Start of PROVIDED RECORDS
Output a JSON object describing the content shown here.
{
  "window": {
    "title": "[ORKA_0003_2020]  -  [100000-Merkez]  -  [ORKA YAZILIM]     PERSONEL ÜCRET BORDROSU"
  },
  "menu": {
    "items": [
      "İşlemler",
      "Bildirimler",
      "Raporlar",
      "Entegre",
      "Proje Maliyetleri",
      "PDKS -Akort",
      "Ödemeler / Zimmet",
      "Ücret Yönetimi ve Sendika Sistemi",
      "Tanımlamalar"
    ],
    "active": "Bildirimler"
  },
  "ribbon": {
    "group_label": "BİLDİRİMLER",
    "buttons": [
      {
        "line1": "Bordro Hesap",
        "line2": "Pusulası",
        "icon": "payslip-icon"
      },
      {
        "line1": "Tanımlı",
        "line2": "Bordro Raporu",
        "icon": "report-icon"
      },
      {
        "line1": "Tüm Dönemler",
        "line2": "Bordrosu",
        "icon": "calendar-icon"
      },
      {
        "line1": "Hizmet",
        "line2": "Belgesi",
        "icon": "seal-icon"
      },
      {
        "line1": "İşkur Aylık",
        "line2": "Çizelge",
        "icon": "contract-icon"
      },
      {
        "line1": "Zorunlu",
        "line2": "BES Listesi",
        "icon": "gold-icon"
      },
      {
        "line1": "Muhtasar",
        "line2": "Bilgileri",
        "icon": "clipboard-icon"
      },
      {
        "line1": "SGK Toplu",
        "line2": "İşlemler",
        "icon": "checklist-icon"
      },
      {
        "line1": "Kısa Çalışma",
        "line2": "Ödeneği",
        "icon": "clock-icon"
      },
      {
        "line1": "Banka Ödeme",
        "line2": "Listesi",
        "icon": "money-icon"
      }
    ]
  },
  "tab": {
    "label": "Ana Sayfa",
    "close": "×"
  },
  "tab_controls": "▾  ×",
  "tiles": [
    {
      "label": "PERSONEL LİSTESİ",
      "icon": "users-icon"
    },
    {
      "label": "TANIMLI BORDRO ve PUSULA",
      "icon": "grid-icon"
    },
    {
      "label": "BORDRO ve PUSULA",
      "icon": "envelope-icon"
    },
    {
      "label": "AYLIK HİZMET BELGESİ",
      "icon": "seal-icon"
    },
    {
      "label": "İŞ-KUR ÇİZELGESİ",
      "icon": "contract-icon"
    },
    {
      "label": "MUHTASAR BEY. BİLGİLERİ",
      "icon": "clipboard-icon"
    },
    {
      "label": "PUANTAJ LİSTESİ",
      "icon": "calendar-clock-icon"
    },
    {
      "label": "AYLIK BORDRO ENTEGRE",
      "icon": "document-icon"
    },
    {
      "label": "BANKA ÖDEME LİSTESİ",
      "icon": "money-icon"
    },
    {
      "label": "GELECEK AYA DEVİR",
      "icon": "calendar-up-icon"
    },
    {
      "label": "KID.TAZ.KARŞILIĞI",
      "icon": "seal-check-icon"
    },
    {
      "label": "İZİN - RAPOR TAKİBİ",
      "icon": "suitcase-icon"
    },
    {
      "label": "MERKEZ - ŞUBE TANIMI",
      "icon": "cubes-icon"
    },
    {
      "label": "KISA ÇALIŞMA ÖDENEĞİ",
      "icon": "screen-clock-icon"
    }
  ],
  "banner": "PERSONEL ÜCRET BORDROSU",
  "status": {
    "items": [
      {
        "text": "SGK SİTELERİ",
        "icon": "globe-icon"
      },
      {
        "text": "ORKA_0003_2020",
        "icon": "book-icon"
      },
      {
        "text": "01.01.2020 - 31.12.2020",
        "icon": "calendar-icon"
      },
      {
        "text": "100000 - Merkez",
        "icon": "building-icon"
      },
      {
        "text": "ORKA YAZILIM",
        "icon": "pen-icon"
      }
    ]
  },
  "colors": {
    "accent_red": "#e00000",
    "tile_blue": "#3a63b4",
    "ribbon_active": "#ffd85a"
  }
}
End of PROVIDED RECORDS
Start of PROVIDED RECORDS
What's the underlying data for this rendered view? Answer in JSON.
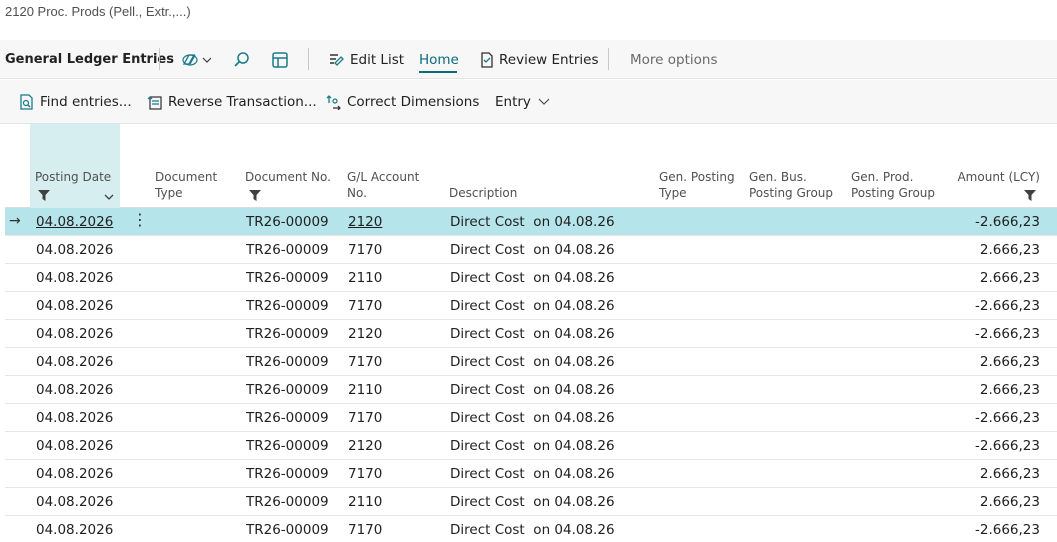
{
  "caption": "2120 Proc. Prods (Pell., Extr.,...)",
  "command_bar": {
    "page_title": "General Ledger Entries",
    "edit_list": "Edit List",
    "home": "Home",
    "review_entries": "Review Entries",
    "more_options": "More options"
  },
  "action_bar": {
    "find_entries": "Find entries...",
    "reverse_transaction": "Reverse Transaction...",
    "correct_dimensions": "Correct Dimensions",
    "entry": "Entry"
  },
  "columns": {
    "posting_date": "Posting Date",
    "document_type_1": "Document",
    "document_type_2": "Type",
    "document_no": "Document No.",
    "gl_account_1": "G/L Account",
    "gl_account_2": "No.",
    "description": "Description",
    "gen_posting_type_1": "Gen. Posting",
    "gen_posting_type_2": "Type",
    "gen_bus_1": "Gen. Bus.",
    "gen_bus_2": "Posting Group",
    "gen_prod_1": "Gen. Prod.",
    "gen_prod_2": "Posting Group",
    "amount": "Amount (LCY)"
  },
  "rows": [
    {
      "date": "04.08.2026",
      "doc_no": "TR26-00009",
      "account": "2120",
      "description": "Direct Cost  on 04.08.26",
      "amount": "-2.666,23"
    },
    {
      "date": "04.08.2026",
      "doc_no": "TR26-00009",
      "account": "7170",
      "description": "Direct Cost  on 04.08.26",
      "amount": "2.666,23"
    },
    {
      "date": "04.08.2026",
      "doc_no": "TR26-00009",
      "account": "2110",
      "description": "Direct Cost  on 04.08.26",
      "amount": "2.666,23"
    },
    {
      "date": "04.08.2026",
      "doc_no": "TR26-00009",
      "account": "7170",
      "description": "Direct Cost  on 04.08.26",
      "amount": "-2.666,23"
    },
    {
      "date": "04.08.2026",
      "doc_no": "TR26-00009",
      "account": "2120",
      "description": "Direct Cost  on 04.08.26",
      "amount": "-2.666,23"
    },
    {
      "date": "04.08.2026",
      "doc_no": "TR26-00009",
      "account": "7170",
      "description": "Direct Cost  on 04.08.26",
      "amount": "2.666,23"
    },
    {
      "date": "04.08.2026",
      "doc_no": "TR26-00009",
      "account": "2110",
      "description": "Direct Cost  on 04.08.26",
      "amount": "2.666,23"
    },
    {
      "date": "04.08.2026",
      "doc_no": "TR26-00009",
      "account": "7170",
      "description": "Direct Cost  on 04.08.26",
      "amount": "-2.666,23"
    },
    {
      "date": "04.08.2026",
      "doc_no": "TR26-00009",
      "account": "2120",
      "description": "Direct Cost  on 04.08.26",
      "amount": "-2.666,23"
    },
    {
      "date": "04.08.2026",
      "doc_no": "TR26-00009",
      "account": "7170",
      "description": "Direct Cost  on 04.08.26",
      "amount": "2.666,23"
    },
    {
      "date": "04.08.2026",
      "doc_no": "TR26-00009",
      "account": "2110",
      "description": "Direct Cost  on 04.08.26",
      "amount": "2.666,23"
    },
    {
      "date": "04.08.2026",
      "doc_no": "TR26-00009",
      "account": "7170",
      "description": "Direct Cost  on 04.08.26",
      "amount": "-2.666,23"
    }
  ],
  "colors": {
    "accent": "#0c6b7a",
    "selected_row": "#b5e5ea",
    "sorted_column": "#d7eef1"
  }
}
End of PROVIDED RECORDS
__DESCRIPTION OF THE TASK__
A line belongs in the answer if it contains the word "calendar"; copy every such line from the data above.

__RESULT OF THIS TASK__
        "icon": "calendar-icon"
      "icon": "calendar-clock-icon"
      "icon": "calendar-up-icon"
        "icon": "calendar-icon"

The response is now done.